LONDON: The British government has ditched plans to part-privatise the state-owned postal operator Royal Mail due to "market conditions," Business Secretary Peter Mandelson said Wednesday.

"Market conditions have made it impossible to conclude the process to identify a partner for the Royal Mail on terms we can be confident would secure value for the taxpayer," Mandelson told Britain's upper house of parliament, the House of Lords.

The announcement marked a major U-turn for Prime Minister Gordon Brown's Labour government -- but Mandelson vowed to re-visit the issue once volatile economic conditions returned to normal.

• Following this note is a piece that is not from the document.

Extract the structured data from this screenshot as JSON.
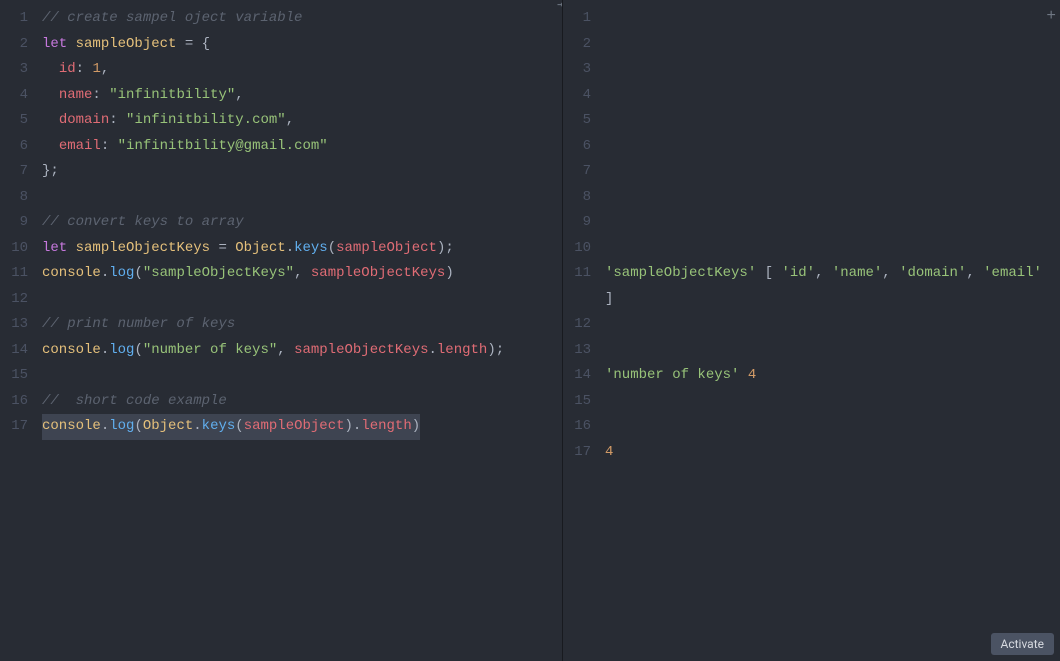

"There is no prospect in current circumstances of achieving the objectives of the Postal Services Bill. When market conditions change we will return to the issue," he told the House of Lords.

In December, the government revealed that it had received interest from Dutch company TNT over the proposed partial privatisation of up to 30 percent of the company.

"We have thoroughly tested the market to see who is interested in partnership, but economic circumstances, I need hardly point out, are extremely difficult," Mandelson added on Wednesday.

"I have always been clear that we would only do a deal with the private sector if it represented value for money for the taxpayer.

"Our market testing has shown now is not the time to sell a minority stake in Royal Mail."

Ministers had argued that private sector investment was urgently required to secure the future of the Royal Mail, which is facing a pension deficit of up to eight billion pounds (nine billion euros, 13 billion dollars).

In December, TNT proposed a "strategic partnership" in which it would hold a "substantial minority shareholding" in Royal Mail.

But the plans hit the buffers when TNT balked at the valuation put on Royal Mail.

Prime Minister Gordon Brown told Sky News the decision was taken "partly because of the recession in Britain, but it is also because we had international investors interested at one point, but we have got a recession in the rest of Europe as well."

The proposals also faced strong opposition from the Communications Workers Union (CWU), which threatened to vote to break its historic ties with the governing Labour Party over the issue.

Brown was facing the prospect of a rebellion at the second reading of a bill on the proposed changes after 150 of Labour's backbench lawmakers signed a parliamentary motion opposing the sell-off.

Mandelson said last year that an independent review of the service had found that the status quo was "untenable" because Britons were sending fewer and fewer letters as they turned to new technology such as e-mail.